(What needs to be done) Search the data for the word "JSON" and copy every line that contains it.

(Dataset rows describing interfaces)
——

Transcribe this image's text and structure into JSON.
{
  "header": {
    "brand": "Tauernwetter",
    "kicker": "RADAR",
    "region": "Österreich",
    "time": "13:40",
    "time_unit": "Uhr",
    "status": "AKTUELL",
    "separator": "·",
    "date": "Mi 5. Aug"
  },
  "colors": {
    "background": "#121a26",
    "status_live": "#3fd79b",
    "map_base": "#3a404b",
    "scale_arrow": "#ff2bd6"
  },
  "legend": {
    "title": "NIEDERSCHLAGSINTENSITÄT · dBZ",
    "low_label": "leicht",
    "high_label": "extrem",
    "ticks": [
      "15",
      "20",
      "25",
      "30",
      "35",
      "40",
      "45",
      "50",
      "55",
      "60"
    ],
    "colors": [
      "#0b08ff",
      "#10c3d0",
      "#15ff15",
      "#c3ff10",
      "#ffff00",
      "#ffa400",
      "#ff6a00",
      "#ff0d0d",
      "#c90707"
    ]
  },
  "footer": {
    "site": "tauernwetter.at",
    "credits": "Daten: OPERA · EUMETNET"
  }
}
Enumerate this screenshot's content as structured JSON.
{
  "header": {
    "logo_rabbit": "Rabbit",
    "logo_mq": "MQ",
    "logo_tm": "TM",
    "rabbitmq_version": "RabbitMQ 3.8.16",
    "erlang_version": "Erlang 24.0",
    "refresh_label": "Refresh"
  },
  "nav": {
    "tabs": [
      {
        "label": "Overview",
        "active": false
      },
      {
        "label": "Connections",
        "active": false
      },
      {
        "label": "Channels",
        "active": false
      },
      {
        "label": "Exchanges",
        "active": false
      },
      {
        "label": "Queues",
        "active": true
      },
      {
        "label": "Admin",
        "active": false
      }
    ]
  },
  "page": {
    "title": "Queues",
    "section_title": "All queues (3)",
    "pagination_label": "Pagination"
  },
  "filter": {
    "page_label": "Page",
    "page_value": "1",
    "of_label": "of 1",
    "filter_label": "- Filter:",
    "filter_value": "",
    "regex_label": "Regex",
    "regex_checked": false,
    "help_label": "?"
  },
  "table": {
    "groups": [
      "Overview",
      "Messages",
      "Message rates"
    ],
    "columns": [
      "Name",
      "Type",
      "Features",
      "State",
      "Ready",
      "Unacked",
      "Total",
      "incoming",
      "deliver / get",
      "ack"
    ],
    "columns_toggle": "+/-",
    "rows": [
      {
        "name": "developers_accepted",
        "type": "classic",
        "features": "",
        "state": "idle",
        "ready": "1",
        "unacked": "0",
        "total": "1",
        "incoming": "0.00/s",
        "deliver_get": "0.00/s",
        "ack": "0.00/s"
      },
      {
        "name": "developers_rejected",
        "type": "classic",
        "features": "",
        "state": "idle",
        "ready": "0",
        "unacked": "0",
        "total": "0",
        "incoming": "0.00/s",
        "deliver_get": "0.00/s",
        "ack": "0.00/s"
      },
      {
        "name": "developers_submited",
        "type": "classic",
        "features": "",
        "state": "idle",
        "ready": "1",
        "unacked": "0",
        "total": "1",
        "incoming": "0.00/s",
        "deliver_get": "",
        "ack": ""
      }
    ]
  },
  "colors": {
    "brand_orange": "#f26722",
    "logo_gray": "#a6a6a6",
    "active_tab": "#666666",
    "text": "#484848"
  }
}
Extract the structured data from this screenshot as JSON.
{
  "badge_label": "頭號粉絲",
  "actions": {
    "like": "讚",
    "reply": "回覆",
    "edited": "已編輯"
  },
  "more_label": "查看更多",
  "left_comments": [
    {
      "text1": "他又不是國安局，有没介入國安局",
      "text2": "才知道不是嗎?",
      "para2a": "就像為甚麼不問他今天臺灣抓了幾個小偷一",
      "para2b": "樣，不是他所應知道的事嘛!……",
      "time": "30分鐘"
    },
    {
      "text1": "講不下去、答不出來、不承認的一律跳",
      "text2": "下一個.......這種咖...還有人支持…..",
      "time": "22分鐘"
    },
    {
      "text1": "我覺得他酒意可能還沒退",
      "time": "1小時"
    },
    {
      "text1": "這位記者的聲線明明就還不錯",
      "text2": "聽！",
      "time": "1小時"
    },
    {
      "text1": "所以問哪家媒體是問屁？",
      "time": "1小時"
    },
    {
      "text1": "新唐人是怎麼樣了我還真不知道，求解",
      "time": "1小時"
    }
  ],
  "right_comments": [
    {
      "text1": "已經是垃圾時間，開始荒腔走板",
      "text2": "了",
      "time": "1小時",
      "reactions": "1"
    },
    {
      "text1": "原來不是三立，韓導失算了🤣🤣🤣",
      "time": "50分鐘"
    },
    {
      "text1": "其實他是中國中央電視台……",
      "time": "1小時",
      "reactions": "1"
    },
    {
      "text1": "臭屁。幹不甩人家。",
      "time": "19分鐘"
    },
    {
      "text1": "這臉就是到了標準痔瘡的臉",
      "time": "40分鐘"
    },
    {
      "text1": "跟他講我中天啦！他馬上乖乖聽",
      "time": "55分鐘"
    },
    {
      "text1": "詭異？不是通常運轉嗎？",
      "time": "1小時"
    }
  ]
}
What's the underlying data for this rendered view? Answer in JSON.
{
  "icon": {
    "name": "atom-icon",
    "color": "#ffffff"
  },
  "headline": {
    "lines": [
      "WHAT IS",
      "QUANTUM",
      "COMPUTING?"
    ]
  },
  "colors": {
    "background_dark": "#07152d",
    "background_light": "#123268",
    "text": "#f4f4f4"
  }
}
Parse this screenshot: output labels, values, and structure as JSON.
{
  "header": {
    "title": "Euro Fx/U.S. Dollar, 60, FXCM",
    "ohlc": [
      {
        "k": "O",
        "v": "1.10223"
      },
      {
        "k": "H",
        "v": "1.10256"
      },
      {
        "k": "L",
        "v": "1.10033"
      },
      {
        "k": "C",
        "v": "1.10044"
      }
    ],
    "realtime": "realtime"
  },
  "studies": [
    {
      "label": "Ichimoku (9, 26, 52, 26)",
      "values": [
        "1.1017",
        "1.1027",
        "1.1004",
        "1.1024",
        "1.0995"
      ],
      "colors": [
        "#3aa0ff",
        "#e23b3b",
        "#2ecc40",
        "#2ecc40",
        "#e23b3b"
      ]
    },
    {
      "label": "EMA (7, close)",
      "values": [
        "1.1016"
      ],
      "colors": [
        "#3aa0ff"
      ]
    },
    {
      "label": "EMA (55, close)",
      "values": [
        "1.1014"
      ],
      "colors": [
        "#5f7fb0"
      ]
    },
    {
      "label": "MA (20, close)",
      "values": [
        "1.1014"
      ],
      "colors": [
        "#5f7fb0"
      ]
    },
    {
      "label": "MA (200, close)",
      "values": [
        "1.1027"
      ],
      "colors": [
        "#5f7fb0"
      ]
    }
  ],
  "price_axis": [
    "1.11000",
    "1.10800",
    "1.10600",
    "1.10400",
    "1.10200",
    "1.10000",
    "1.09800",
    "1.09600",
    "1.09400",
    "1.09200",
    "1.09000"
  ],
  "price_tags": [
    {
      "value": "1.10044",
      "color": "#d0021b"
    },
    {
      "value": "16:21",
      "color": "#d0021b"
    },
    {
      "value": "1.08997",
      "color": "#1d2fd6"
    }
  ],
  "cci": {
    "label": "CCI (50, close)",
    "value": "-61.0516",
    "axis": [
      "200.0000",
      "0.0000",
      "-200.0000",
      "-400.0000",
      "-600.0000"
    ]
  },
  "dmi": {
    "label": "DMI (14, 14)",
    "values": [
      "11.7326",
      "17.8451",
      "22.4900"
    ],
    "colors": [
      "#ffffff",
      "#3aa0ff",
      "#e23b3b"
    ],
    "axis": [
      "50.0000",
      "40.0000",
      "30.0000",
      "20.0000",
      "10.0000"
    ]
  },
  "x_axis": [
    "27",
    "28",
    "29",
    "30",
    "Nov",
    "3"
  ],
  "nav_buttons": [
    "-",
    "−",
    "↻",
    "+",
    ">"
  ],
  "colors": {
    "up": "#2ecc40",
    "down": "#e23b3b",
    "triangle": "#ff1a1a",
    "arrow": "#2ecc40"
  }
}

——

(Result below)
Transcribe this image's text and structure into JSON.
Enumerate this screenshot's content as structured JSON.
Extract the structured data from this screenshot as JSON.
What's the underlying data for this rendered view? Answer in JSON.
Parse this screenshot: output labels, values, and structure as JSON.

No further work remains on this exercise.